Do you find it confusing when people speak about mental health? If you do, I invite you to go on this journey with me to uncover some confusing and sometimes unhelpful ideas about mental health. Although mental health has become a hot topic of discussion, we often fail to consider the cultural difference that occasionally gets in the way and make it hard to explain. Born of immigrant parents myself, mental health was avoided and never discussed in my family.
Mental health applies to how we think, feel and behave, which impacts our relationships, daily activities and physical wellbeing.
We all desire a good life where we grow, contribute to our family, friends and community, utilize our gifts and face adversities well. However, how we cope with our mental health depends upon the frequency, quantity and intensity of the stress, anxiety or depression we might face.
Sometimes, life events can quickly spiral out of our control, making us prone to developing a mental health disorder regardless of age, gender, income or ethnicity. Painful experiences and memories can overpower the body and mind, and avoiding or silencing our pain can lead to uncomfortable emotions. For immigrants, struggling with mental health is normal when we consider all the stress accompanying immigrating from another country. Immigrants must endure the fear of the unknown, concern around job loss, and new routines and changes. These have also been magnified by the feeling of fear, sadness and anxiety caused by the pandemic.
This can quickly lead to a mental health disorder. This disorder can be caused by negative childhood experiences, environmental factors that impact our genes, medical conditions, along with social and financial struggles, which have a way of affecting how our bodies and mind respond to stress.
Mental health disorders are not connected to being strong or weak. In fact, when we become triggered and feel emotionally overwhelmed, expressing our feelings becomes difficult, especially with language and cultural barriers. Despite these unique challenges, you can take care of your mental health with the tips below.
Tips to improve your mental health
- Ask for help; you don’t have to do it all alone. Your mental health is not connected to you figuring life out on your own
- Focus on the things you can change, and do not spend a lot of time thinking about what is outside of your control
- Learn to forgive yourself. We are all a work in progress and if you need to forgive someone else, focus on how forgiveness will help you in the long run. The first word in forgiveness is FOR. Remember, it’s “for” you and not them.
- Take a break by taking a step away and breathing. It can help you see the situation differently.
- Recall what you are most grateful for daily. When was the last time you noticed the little things around you that you are most grateful for?
- Maintain healthy social connections with friends and family through emails or planned chats. Positive supports are vital for your wellbeing.
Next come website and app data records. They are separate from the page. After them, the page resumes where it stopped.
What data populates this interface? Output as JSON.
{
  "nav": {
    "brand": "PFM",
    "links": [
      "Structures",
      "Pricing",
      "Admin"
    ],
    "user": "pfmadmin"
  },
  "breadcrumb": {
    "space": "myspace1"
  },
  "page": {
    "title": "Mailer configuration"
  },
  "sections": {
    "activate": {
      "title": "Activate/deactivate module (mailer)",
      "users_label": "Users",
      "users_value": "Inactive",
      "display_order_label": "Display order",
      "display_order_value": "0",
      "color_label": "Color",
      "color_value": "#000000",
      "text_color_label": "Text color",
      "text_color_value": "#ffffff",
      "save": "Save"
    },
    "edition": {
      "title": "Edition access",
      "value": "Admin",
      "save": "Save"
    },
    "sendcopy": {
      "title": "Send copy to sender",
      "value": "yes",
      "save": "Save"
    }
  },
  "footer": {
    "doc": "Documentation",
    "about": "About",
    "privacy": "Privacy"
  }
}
- Feed your mind, and learn something new often. Learning something new can nourish your sense of purpose.
- Get enough sleep. Make an effort to eat healthy foods and move your body regularly. Schedule a walk, develop a workout routine or a spiritual practice.
Want to get started on the journey to better mental health? Pick one of these tips and begin working on it today, one little effort at a time. This is a space of growth and opportunity, and I look forward to our journey together.